Chris Reed on our new #HealthNow Newcastle report and using forum theatre to launch it

Today, 24 May 2021, Groundswell and Crisis Skylight Newcastle are launching our #HealthNow peer research report: Understanding homeless health inequality in Newcastle.

This research is part of the #HealthNow campaign lead by Groundswell delivered in partnership with Crisis in Newcastle on a local level.

First Published in May 2021, written by Chris Reed, #HealthNow Coordinator, Crisis Newcastle.

The pandemic has been a difficult time for many.  We started our #HealthNow project in January 2020 but were hit with the pandemic and all its restrictions and challenges in March.

We had recruited several volunteers, all with lived experience of homelessness to train as peer researchers.  Instead of giving up, our volunteers agreed to stay involved in the #HealthNow project and mobilise around our cause to improve health outcomes for people experiencing homelessness across Newcastle.

We formed a regular group of ‘Experts by Experience’ and our volunteers worked towards our goal to carry out research into the barriers faced by homeless people in Newcastle, and to use this knowledge to drive changes to the system, remove barriers, improve health outcomes, and ultimately, save people’s lives.

In November 2020, our peer researchers carried out 49 interviews, by telephone and for a small proportion, face to face in a safe environment.  It became clear that for some peer researchers, their experiences were mirrored in those of the participants.

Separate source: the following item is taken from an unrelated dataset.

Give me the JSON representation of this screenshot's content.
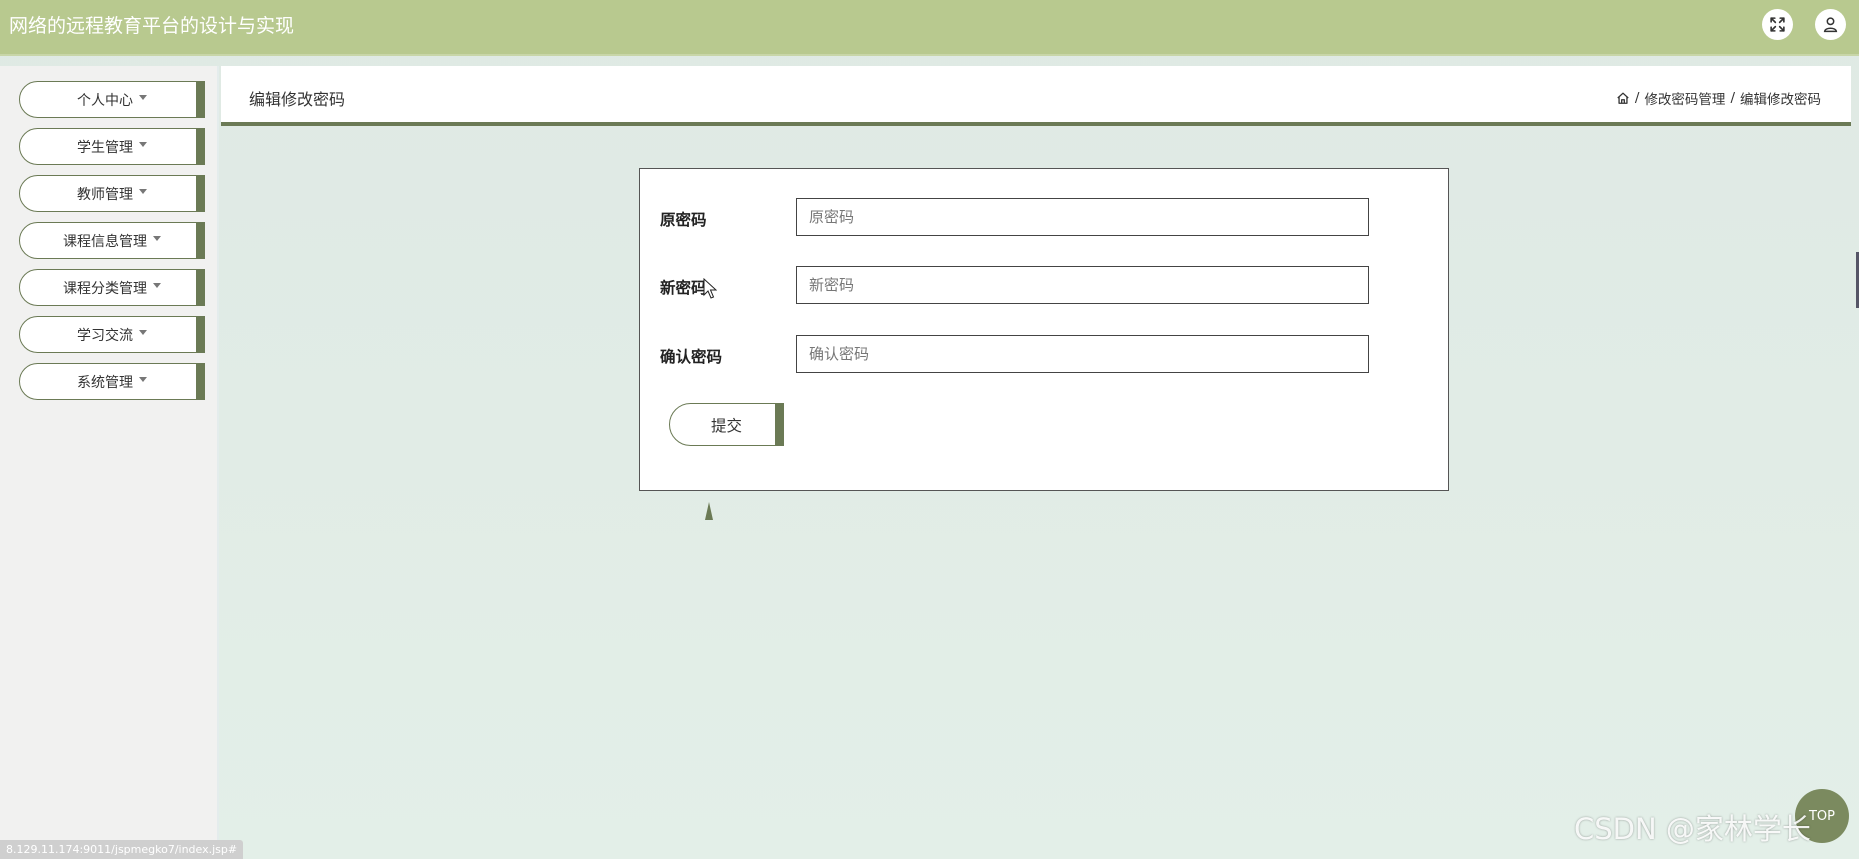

Issues that were highlighted through the process included a lack of access due to digital exclusion, discrimination, long waiting lists for mental health support, and poor experiences gaining access to health support upon leaving prison.  You can read the full report here.  The report contains narrative relating to individual experiences, but highlight themes listed above, together with other concerning information.

Our researchers were keen to ensure impact on release of the findings, and we worked together with Cardboard Citizens, an organisation with a long history of supporting the voices of people experiencing homelessness to be heard, using forum theatre.

Using the detail in the research narrative the peer researcher, together with other experts by experience in our locality, wrote, developed and implemented a 30 minutes piece of on-line forum theatre.

This followed the story of ‘Lucky’ through his engagement with health services as he became unwell and homeless.  Participants at the #HealthNow Alliance meeting where the performance was given took turns as characters following this, enabling them to design in a better outcome.

The Alliance was attended by statutory and non-statutory agencies across Newcastle, including the local health trusts, public health, voluntary agencies, and the CCG.  Opened by the Director of #HealthNow, Jenny McAteer, and closed by the Deputy Leader of Newcastle City Council, Joyce McCarty, who emphasised the value of people with lived experience being involved in designing the solutions to barriers to health care.

Here are some quotes from meeting participants:

“I’d really like the opportunity to look at these (report findings) in more detail find ways to improve and change people’s perspectives around the what the current services offer.”

“Really impressive work today, brave, funny, emotive…the characterisation of some professionals was spot on, I know we need to change and shining a light on practice is vital.”

Taking some of the point highlighted from the event, the Alliance will meet again to formulate a more detailed action plan to address these issues.  For the peers, this is just the start of our work with those agencies we’ve involved.  For some this was “challenging at times and rewarding at others…. there is a sense of perspective that something important was achieved”

I look forward to the next steps as we more forward to working alongside the peers and our Alliance members to drive systems change and support people experiencing homelessness into better health.

Download the full report here.